Updated four times a year, and the October 2019 version includes 203 new words.
This list is dominated by words from the Star Wars universe, including lightsabre and Jedi.
In fact, the Star Wars universe has been recognised five times; Padawan (an apprentice Jedi), the Force (a mystical universal energy field that certain individuals, such as the Jedi, can harness to gain special powers or abilities) and Jedi mind trick have also been added.
The word kapow (representing the sound of an explosion, gunshot, hard punch or blow, commonly found in comics) also made the list.
TV advertising has also made an impact on our language:“Simples”, the catchphrase of Compare the Market meerkat Aleksandr Orlov, is included.
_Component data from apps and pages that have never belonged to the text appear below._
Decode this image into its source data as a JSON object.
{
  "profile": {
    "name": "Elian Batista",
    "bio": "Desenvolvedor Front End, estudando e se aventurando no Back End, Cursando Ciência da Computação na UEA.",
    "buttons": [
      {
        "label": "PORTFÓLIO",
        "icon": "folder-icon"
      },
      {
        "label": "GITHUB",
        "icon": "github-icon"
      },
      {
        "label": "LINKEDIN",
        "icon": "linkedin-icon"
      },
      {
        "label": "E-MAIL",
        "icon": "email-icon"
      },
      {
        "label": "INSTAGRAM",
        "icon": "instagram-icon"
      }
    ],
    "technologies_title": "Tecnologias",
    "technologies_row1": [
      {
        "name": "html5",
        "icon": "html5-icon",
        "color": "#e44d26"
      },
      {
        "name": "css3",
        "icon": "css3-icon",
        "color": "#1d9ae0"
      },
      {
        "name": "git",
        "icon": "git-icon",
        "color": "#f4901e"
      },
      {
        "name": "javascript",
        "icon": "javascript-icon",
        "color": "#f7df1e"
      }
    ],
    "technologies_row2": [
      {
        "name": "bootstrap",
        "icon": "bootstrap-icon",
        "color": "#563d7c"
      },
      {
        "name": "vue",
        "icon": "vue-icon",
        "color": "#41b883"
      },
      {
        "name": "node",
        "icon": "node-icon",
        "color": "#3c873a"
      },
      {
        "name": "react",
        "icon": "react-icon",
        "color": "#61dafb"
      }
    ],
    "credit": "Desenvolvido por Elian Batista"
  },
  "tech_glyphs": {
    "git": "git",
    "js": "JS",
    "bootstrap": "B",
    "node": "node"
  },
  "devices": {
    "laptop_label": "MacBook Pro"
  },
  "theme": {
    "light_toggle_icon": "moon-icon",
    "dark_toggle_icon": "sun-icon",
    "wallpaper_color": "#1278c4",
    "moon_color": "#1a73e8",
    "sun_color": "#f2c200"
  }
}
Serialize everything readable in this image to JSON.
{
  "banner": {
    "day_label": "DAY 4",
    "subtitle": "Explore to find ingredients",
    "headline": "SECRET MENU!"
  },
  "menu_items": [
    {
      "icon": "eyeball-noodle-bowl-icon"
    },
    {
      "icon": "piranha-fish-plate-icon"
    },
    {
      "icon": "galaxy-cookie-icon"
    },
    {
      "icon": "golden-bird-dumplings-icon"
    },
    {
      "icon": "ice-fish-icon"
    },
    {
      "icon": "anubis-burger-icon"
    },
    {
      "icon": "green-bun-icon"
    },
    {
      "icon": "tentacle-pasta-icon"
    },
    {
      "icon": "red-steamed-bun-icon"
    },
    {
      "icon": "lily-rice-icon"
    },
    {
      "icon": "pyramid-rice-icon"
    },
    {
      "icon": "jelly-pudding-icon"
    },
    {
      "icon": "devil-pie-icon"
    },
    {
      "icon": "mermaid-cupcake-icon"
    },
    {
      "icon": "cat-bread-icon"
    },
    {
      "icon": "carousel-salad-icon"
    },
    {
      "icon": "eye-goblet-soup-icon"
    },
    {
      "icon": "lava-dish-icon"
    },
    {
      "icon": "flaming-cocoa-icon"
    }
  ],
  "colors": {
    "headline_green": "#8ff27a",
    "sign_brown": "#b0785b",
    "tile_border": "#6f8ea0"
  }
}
Its first use was in a tweet from January 2009, when the advertising campaign was launched.
Other additions include slang terms, such as sumfin (something), whatevs (whatever), chewy (chewing gum) and chillax (to calm down and relax).
This PDF resource includes this article, as well as accompanying activity ideas:
Debate whether it’s necessary to evolve the language when we have over 170,000 words already
Write a short story that includes the following words: kapow, padawan, ange, nomophobia and summum malum
Create your own dictionary definitions for these three imaginary words: breffingle, nopperhast, yoochitrat
Investigate and define three English words that originated from each of the following cultures: Anglo Saxon, Norman, Viking and Indian